Ryan Pool is Director of Secondary Schools for Lexington School District One. From 2012 to 2016, he was principal of Lexington Middle School. Under his guidance as principal, Lexington Middle School joined the TransformSC network in March 2016.
I distinctly remember the moment I first connected with TransformSC’s transformational mission: my team at Lexington Middle School and I were listening to the opening session of the 2015 TransformSC Spring Conference at the Columbia Convention Center. As we sat in the audience, hearing from brave school leaders about their willingness to take risks in their practices, ask more of their faculties, push the limits of public education, and much more, we knew we were not alone.
We had been struggling for some time to define the new direction our school had taken. We didn’t necessarily know what to call it, or even how to clearly explain it, but we knew that we couldn’t continue to prepare students for a world that no longer existed. We wanted our students to shift from being databases for memorized information to sophisticated, creative problem-solvers – the kind of students who would not only be prepared for an uncertain future but to create their own paths. To teach these kinds of skills, we needed a new kind of school where innovation and critical thinking are the norm instead of the exception.
TransformSC has invited all South Carolina schools to join a movement that was bringing voices together to talk about the future of our state. Prior to joining TransformSC’s statewide network, we were on the outside of a lot of conversations about public education’s lack of effectiveness or versatility. These conversations rarely included public school educators. We were excited to be a part of the larger conversation, showcase what we were doing at our school and find other like-minded educators.
When I emailed TransformSC for more information, I was immediately met with enthusiasm and support. It was clear that they wanted to help us successfully describe and reflect on our own attempts at innovation. We were among peers who had experienced the trepidation and sometimes pitfalls of pioneering. It was safe and comfortable to talk about our journey and our organization’s vulnerabilities.
Joining the network starts as an internal audit: a review of your school’s fundamental beliefs, practices, and collective “buy in.” We looked at specific innovations from the perspective of our culture, our communication and the degree to which our goals had been fully implemented. TransformSC helped us define and categorize our efforts in the areas of project-based learning, continuous assessment, competency-based progression and blended learning. Our team chose to pursue membership as a transformative school in project-based learning and competency-based progression. Later that the TransformSC team actually identified us as a blended-learning site as well!

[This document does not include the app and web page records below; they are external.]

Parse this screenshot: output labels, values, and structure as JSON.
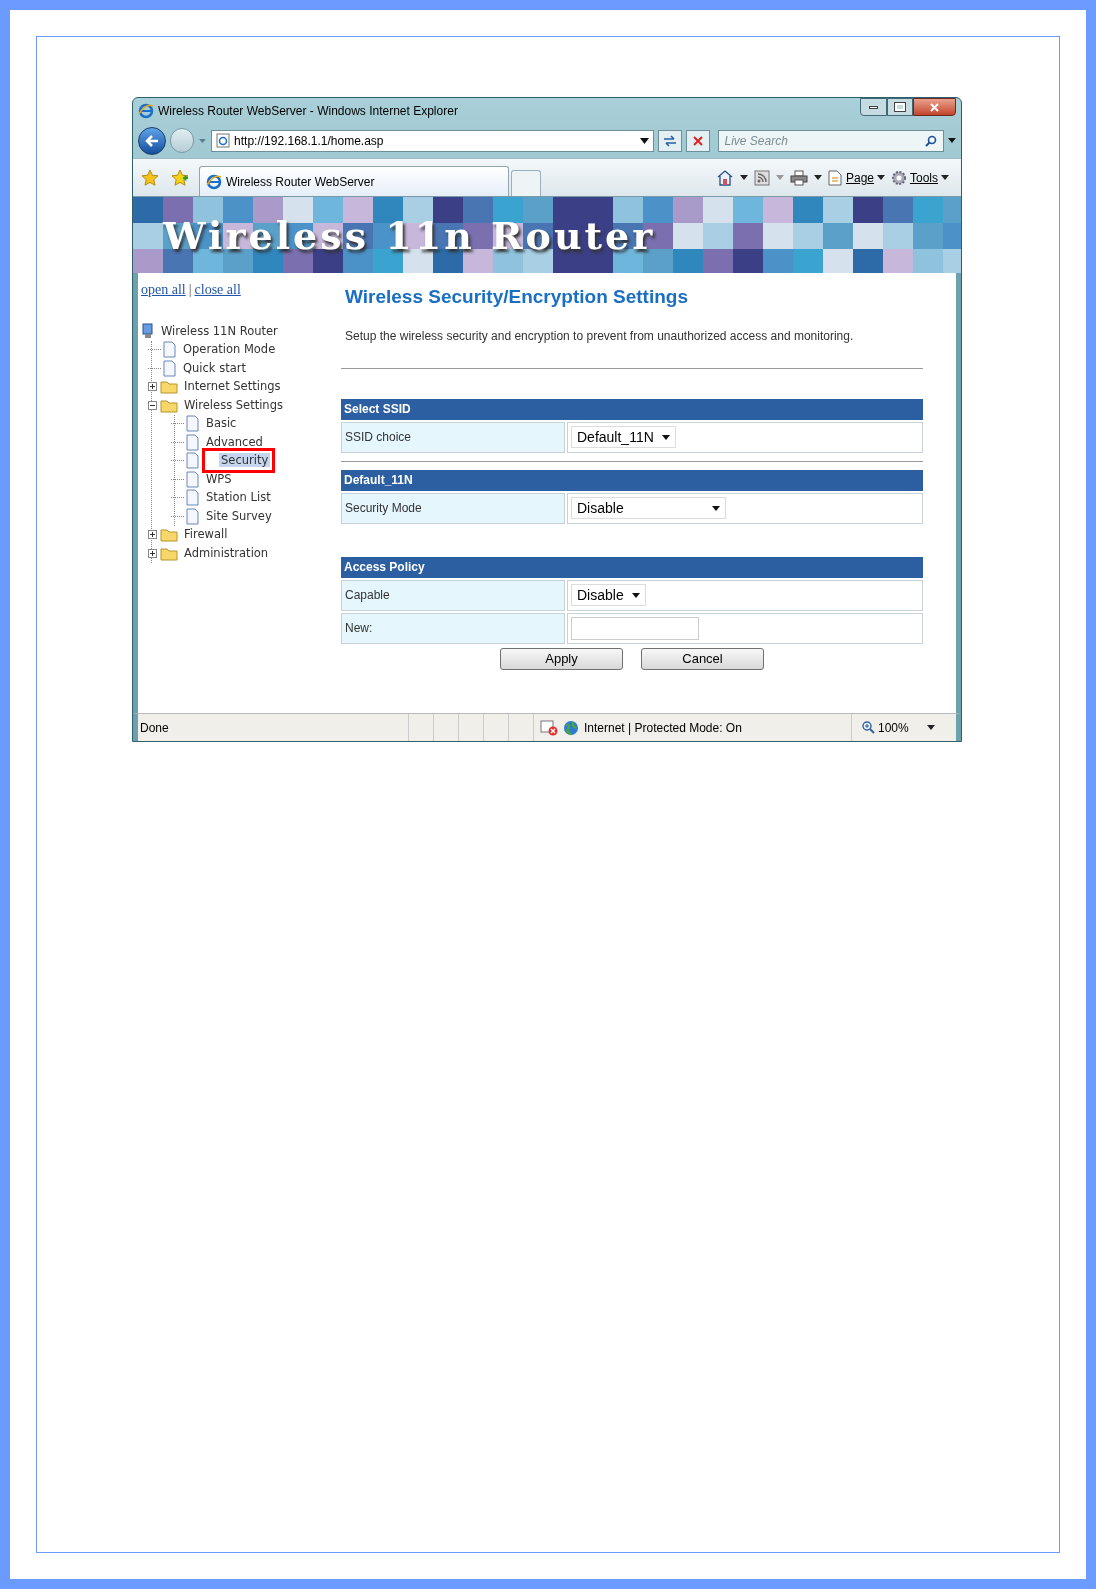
{
  "window": {
    "title": "Wireless Router WebServer - Windows Internet Explorer"
  },
  "address_bar": {
    "url": "http://192.168.1.1/home.asp"
  },
  "search": {
    "placeholder": "Live Search"
  },
  "tab": {
    "title": "Wireless Router WebServer"
  },
  "command_bar": [
    "Page",
    "Tools"
  ],
  "banner": {
    "title": "Wireless 11n Router"
  },
  "nav_links": [
    "open all",
    "|",
    "close all"
  ],
  "tree": [
    {
      "label": "Wireless 11N Router",
      "kind": "root",
      "selected": false,
      "annotated": false,
      "children": [
        {
          "label": "Operation Mode",
          "kind": "page",
          "selected": false,
          "annotated": false
        },
        {
          "label": "Quick start",
          "kind": "page",
          "selected": false,
          "annotated": false
        },
        {
          "label": "Internet Settings",
          "kind": "folder",
          "expanded": false,
          "selected": false,
          "annotated": false
        },
        {
          "label": "Wireless Settings",
          "kind": "folder",
          "expanded": true,
          "selected": false,
          "annotated": false,
          "children": [
            {
              "label": "Basic",
              "kind": "page",
              "selected": false,
              "annotated": false
            },
            {
              "label": "Advanced",
              "kind": "page",
              "selected": false,
              "annotated": false
            },
            {
              "label": "Security",
              "kind": "page",
              "selected": true,
              "annotated": true
            },
            {
              "label": "WPS",
              "kind": "page",
              "selected": false,
              "annotated": false
            },
            {
              "label": "Station List",
              "kind": "page",
              "selected": false,
              "annotated": false
            },
            {
              "label": "Site Survey",
              "kind": "page",
              "selected": false,
              "annotated": false
            }
          ]
        },
        {
          "label": "Firewall",
          "kind": "folder",
          "expanded": false,
          "selected": false,
          "annotated": false
        },
        {
          "label": "Administration",
          "kind": "folder",
          "expanded": false,
          "selected": false,
          "annotated": false
        }
      ]
    }
  ],
  "page": {
    "heading": "Wireless Security/Encryption Settings",
    "description": "Setup the wireless security and encryption to prevent from unauthorized access and monitoring.",
    "sections": [
      {
        "title": "Select SSID",
        "rule_after": true,
        "rows": [
          {
            "label": "SSID choice",
            "kind": "select",
            "value": "Default_11N"
          }
        ]
      },
      {
        "title": "Default_11N",
        "rule_after": false,
        "rows": [
          {
            "label": "Security Mode",
            "kind": "select",
            "value": "Disable"
          }
        ]
      },
      {
        "title": "Access Policy",
        "rule_after": false,
        "rows": [
          {
            "label": "Capable",
            "kind": "select",
            "value": "Disable"
          },
          {
            "label": "New:",
            "kind": "text"
          }
        ]
      }
    ],
    "buttons": [
      "Apply",
      "Cancel"
    ]
  },
  "status_bar": {
    "status": "Done",
    "zone": "Internet | Protected Mode: On",
    "zoom": "100%"
  }
}
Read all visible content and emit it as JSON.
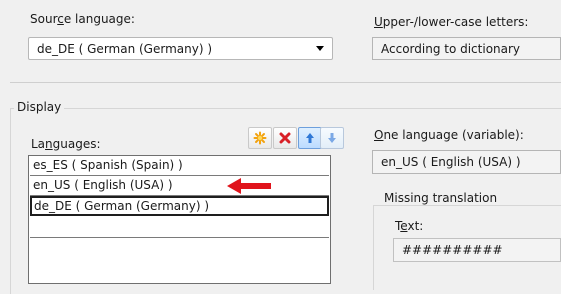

After the internal assessment process, we began to develop our innovation plan. This gave us a roadmap to start thinking about our goals more strategically. TransformSC schools are tasked with thinking about where they are going and how they will know when they get there. This had been missing for us until we joined TransformSC’s network. After developing our innovation plan as a school community, we were already thinking with more direction and strategy, which inherently benefitted our students.
TranformSC sends a team to visit every school before accepting them into their network. During our visit last fall, we felt we were among friends, working with people who believed the same things we did about the importance of changing public education for every single student. Our teachers were able to introduce our students and showcase the learning that has resulted from risk-taking, thoughtful, innovative educational practice. As we talked with the team, we knew we had found a family.
By January 2016, we had been accepted into the network and our teachers, community, and students celebrated this recognition – not only because it validated our practices, but also because we could now better impact education throughout our state. We are now part of the face of new opportunities in South Carolina.
The beauty of personalized learning – whether it’s through blending technology, project-based learning, or progressing on your own timeline based on your needs – is that it can start at any place and time. When we hit roadblocks, it’s easy to pick back up and keep going. Joining the TranformSC network is a personalized experience. We’re all in different places with different experiences, challenges, and opportunities. TransformSC isn’t about fitting into someone else’s box. It’s all about breaking down barriers. With every school that joins the network, barriers fall for the children of our state. On behalf of the faculty and students of Lexington Middle, we are excited to be a TransformSC school. We’re excited to share our journey as the Transform movement grows!
Ryan Pool recently accepted the position of Director of Secondary Schools for Lexington County School District One. Pool served as the principal at Lexington Middle School in Lexington One from 2012 – 2016. He is a graduate of the University of South Carolina, with a bachelor’s degree in Political Science, MAT in social studies, and master’s degree in education administration. Pool began his career as an education instructor at the University of South Carolina in Columbia. He began teaching high school social studies in 1998 in Charleston County, before moving to Lexington One in 2000. During a brief hiatus from teaching, Pool served as a Foreign Service Officer for the U.S. Department of State in Washington DC and Ecuador. He returned to teaching in 2006 and moved into school administration the following year. He is an alumnus of the South Carolina School Leadership Executive Institute and the South Carolina Education Policy Fellowship Program. Pool is a certified International Baccalaureate Head of School, speaks fluent Spanish, and is a member of AMLE, SCAMLE, ASCD, and SCASA.